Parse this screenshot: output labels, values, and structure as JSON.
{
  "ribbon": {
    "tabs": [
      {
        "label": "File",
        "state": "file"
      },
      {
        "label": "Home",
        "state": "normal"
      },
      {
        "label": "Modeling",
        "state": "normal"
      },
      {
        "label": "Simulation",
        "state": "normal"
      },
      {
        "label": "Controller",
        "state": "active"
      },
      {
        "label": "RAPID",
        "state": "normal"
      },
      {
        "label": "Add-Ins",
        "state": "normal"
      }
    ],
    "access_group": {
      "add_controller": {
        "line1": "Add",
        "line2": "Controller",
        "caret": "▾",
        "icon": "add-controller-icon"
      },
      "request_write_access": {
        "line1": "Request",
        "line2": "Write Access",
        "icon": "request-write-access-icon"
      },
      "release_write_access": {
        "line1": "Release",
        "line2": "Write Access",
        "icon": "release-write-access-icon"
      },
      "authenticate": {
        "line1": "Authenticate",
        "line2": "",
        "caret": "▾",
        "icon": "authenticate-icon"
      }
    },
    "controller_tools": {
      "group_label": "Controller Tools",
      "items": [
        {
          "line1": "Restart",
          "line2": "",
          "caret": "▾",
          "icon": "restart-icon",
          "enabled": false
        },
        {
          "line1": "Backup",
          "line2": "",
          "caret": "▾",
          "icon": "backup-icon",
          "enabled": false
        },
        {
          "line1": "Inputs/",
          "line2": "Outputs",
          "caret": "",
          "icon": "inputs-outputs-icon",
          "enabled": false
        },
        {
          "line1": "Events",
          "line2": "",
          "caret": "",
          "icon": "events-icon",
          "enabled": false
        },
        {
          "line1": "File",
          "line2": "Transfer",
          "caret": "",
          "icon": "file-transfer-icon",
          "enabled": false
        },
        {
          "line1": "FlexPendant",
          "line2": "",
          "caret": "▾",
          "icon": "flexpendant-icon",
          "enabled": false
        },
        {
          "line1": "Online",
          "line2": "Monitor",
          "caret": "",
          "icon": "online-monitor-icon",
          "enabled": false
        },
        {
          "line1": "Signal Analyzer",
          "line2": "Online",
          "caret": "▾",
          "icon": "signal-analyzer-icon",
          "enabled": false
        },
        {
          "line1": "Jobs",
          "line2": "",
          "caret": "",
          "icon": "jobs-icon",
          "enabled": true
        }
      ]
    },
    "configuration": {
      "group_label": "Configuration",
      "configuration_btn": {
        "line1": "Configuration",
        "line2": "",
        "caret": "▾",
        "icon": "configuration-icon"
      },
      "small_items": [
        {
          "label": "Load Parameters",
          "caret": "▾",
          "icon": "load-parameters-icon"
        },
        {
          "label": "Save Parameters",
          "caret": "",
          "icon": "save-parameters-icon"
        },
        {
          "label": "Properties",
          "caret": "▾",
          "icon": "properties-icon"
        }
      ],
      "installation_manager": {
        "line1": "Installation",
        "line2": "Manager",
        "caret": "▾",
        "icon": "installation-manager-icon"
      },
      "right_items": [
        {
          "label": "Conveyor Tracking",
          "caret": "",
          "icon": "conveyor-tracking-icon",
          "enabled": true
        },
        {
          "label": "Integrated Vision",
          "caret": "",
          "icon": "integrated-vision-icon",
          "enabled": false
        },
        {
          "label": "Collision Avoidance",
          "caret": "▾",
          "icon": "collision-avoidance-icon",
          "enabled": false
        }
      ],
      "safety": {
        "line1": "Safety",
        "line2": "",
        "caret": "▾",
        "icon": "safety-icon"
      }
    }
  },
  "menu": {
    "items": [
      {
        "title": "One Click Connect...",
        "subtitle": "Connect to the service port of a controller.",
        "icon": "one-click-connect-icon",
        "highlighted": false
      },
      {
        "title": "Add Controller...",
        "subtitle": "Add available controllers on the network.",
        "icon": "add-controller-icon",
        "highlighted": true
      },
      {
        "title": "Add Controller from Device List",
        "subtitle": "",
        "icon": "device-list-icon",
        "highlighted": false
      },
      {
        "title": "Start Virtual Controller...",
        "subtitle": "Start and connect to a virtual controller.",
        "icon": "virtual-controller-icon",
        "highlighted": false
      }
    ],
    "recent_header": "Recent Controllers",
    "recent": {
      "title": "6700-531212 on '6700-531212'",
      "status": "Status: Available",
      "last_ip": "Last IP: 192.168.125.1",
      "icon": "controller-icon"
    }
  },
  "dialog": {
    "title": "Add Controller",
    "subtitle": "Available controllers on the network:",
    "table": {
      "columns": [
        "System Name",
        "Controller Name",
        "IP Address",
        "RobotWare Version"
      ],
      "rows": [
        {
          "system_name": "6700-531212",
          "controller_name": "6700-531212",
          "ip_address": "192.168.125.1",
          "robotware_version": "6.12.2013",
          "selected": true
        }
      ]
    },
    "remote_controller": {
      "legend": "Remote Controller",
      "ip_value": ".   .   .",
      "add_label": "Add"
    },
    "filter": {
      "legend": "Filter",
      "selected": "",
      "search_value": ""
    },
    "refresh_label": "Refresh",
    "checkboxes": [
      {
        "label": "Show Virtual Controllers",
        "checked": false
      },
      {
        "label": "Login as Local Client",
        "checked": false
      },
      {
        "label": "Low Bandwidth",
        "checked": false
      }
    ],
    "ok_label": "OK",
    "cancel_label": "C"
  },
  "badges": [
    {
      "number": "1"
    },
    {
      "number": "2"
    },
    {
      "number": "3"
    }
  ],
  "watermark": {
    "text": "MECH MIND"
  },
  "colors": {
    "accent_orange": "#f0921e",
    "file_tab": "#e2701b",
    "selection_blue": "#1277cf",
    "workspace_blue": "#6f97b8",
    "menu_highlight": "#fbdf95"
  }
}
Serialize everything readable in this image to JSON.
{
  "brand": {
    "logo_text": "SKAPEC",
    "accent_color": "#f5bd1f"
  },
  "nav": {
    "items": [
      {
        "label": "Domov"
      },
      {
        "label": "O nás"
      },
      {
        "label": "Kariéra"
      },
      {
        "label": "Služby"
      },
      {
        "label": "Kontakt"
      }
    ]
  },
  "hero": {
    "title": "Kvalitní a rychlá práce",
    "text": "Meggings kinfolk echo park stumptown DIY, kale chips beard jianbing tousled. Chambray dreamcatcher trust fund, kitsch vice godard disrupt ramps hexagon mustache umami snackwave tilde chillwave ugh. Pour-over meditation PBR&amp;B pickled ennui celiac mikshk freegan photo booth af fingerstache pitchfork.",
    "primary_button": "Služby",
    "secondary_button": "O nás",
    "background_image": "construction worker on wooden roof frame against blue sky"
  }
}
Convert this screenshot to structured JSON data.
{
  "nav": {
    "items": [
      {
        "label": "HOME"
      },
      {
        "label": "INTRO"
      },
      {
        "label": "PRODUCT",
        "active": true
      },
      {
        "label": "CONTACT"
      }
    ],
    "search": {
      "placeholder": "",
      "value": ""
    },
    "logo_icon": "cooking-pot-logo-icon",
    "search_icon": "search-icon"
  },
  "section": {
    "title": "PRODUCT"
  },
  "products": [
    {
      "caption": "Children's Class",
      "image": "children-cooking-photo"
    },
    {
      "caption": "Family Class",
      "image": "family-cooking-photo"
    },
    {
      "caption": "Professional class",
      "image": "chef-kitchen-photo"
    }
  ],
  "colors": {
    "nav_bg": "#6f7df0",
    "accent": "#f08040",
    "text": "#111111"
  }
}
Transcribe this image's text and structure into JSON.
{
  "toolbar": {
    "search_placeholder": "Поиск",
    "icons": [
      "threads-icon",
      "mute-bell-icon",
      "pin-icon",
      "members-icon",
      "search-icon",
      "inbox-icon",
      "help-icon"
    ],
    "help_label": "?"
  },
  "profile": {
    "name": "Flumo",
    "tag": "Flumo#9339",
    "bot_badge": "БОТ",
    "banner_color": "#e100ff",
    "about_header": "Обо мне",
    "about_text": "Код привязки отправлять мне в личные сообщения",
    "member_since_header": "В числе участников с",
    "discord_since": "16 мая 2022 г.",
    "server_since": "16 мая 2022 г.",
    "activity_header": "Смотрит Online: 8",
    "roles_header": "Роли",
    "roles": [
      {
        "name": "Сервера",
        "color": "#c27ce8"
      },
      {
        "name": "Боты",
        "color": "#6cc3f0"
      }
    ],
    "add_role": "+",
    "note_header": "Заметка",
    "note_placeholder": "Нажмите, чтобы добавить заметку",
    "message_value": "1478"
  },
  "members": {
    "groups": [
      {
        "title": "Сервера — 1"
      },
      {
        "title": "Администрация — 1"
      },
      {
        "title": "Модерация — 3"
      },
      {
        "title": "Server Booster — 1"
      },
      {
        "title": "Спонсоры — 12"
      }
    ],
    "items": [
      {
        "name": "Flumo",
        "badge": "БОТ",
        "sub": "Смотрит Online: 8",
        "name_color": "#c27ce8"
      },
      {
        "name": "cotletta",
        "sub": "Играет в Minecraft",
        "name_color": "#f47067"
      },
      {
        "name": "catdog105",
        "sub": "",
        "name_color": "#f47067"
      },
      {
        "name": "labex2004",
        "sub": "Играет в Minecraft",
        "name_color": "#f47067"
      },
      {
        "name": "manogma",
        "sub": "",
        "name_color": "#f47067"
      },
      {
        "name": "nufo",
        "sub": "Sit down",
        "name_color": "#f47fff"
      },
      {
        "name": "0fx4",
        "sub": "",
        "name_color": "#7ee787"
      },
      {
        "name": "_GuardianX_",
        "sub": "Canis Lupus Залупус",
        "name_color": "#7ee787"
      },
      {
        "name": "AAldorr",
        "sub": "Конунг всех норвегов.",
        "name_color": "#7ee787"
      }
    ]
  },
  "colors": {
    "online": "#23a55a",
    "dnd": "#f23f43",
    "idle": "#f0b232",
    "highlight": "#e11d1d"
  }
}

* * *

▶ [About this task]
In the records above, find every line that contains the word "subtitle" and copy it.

▶ [The completed task]
        "subtitle": "Connect to the service port of a controller.",
        "subtitle": "Add available controllers on the network.",
        "subtitle": "",
        "subtitle": "Start and connect to a virtual controller.",
    "subtitle": "Available controllers on the network:",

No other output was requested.